Ph: (405) 745-6300

e-mail kitchensj@

Karen Rockhold
SIG Director
Michigan Department of Education
Office of Special Education & Early Intervention Services
Lansing, MI
Ph: (517) 335-0444

e-mail krockhol@oses.mde.state.mi.us

Elizabeth Kozleski
National Institute for Urban School Improvement
University of Colorado at Denver
Denver, CO
Ph: (303) 556-3990

e-mail elizabeth_kozleski@

Larry Wexler
Office of Special Education Programs
Washington, D.C.
Ph: (202) 205-5390

e-mail larry_wexler@ed.gov
spacer Bruce Schroeder
SIG/CSPD Coordinator
Utah Learning Resource Center
Salt Lake City, UT
Ph: (801) 272-3431

e-mail bruces@provo.k12.ut.us

Ruth Ryder
Office of Special Education Programs
Washington, D.C.
Ph: (202) 205-5547

e-mail Ruth_Ryder@ed.gov

Richard Mainzer
Assistant Executive Director
Council for Exceptional Children
Reston, VA
Ph: (888) 232-7733 x408

e-mail richardm@cec.sped.org

Karl Murray
Alexandria, VA
Ph: (703) 519-3800

e-mail karlm@nasdse.org

Helen Thornton
Office of Special Education Programs
Washington, D.C.

e-mail helen_thornton@ed.gov


Module 1: Best practices on curriculum/instructional accommodation
Peggy King-Sears
, Johns Hopkins
(310) 294-7040

e-mail kingsear@jhu.edu

Module 2: Relating instructional assessments to standards
Judy Elliott
, Long Beach United School District
(562) 997-8312

e-mail jelliott@lbusd.k-12.ca.us

Module 3: Models for collaboration
Jeanne Bauwens
, Boise State
(208) 426-3267

e-mail jbauwen@boisestate.edu
spacer Module 4: Transition-Focused Secondary Education for All Students
Mary Morningstar
, University of Kansas
(785) 864-0682

e-mail mmorningstar@ku.edu

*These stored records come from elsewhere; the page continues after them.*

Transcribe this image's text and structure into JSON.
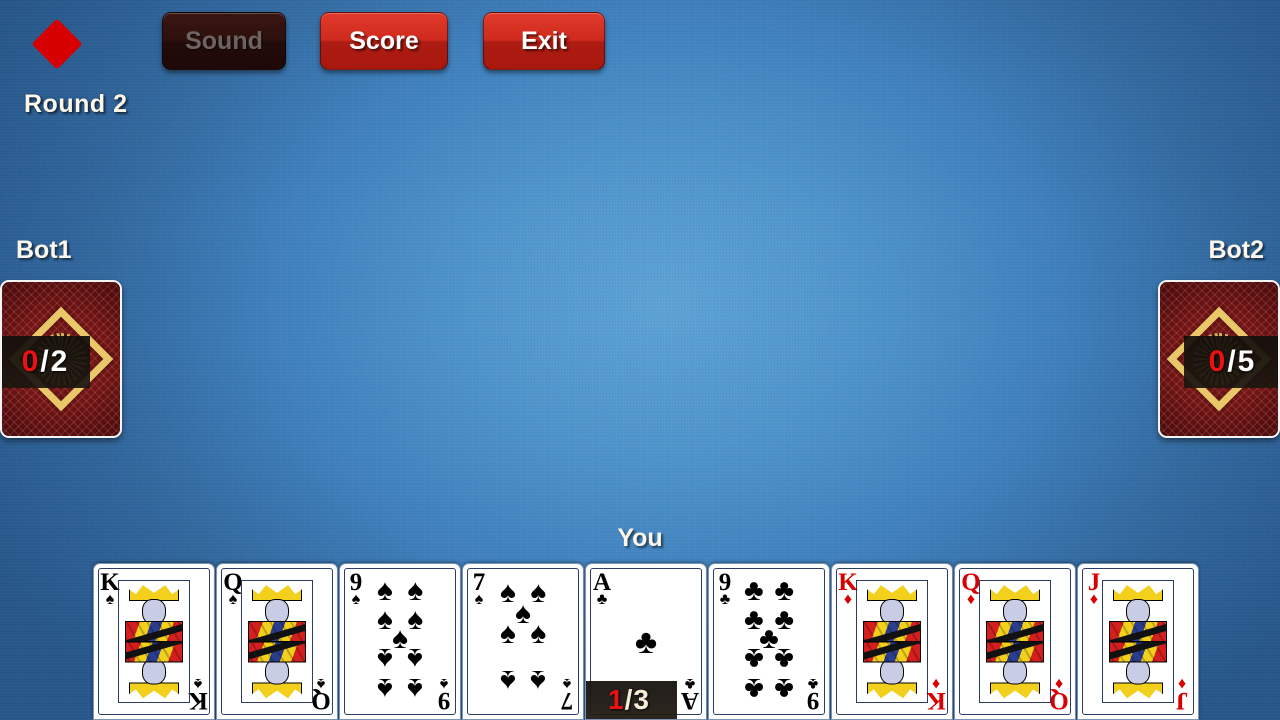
{
  "header": {
    "trump_suit_icon": "diamond-icon",
    "trump_suit": "diamonds",
    "round_label": "Round 2",
    "buttons": [
      {
        "name": "sound",
        "label": "Sound",
        "enabled": false
      },
      {
        "name": "score",
        "label": "Score",
        "enabled": true
      },
      {
        "name": "exit",
        "label": "Exit",
        "enabled": true
      }
    ]
  },
  "opponents": [
    {
      "name": "Bot1",
      "label": "Bot1",
      "tricks_won": "0",
      "separator": "/",
      "bid": "2",
      "score_text": "0/2"
    },
    {
      "name": "Bot2",
      "label": "Bot2",
      "tricks_won": "0",
      "separator": "/",
      "bid": "5",
      "score_text": "0/5"
    }
  ],
  "player": {
    "label": "You",
    "tricks_won": "1",
    "separator": "/",
    "bid": "3",
    "score_text": "1/3",
    "hand": [
      {
        "rank": "K",
        "suit": "spades",
        "suit_glyph": "♠",
        "color": "black",
        "type": "face",
        "badge": false
      },
      {
        "rank": "Q",
        "suit": "spades",
        "suit_glyph": "♠",
        "color": "black",
        "type": "face",
        "badge": false
      },
      {
        "rank": "9",
        "suit": "spades",
        "suit_glyph": "♠",
        "color": "black",
        "type": "number",
        "badge": false
      },
      {
        "rank": "7",
        "suit": "spades",
        "suit_glyph": "♠",
        "color": "black",
        "type": "number",
        "badge": false
      },
      {
        "rank": "A",
        "suit": "clubs",
        "suit_glyph": "♣",
        "color": "black",
        "type": "ace",
        "badge": true
      },
      {
        "rank": "9",
        "suit": "clubs",
        "suit_glyph": "♣",
        "color": "black",
        "type": "number",
        "badge": false
      },
      {
        "rank": "K",
        "suit": "diamonds",
        "suit_glyph": "♦",
        "color": "red",
        "type": "face",
        "badge": false
      },
      {
        "rank": "Q",
        "suit": "diamonds",
        "suit_glyph": "♦",
        "color": "red",
        "type": "face",
        "badge": false
      },
      {
        "rank": "J",
        "suit": "diamonds",
        "suit_glyph": "♦",
        "color": "red",
        "type": "face",
        "badge": false
      }
    ]
  },
  "colors": {
    "table_center": "#5ea3d6",
    "table_edge": "#27578b",
    "button_red": "#cf2a1d",
    "trump_red": "#d60000",
    "card_back_red": "#7a1616",
    "card_back_gold": "#e9c86a",
    "text_cream": "#fdf6ea",
    "score_won_red": "#ee1111"
  }
}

Module 5: Developing standards-based IEPs
Barbara Bateman
, Oregon
(541) 895-3858

e-mail clavin@oregon.uoregon.edu

2001 KU eLearning Design Lab 785.864.0755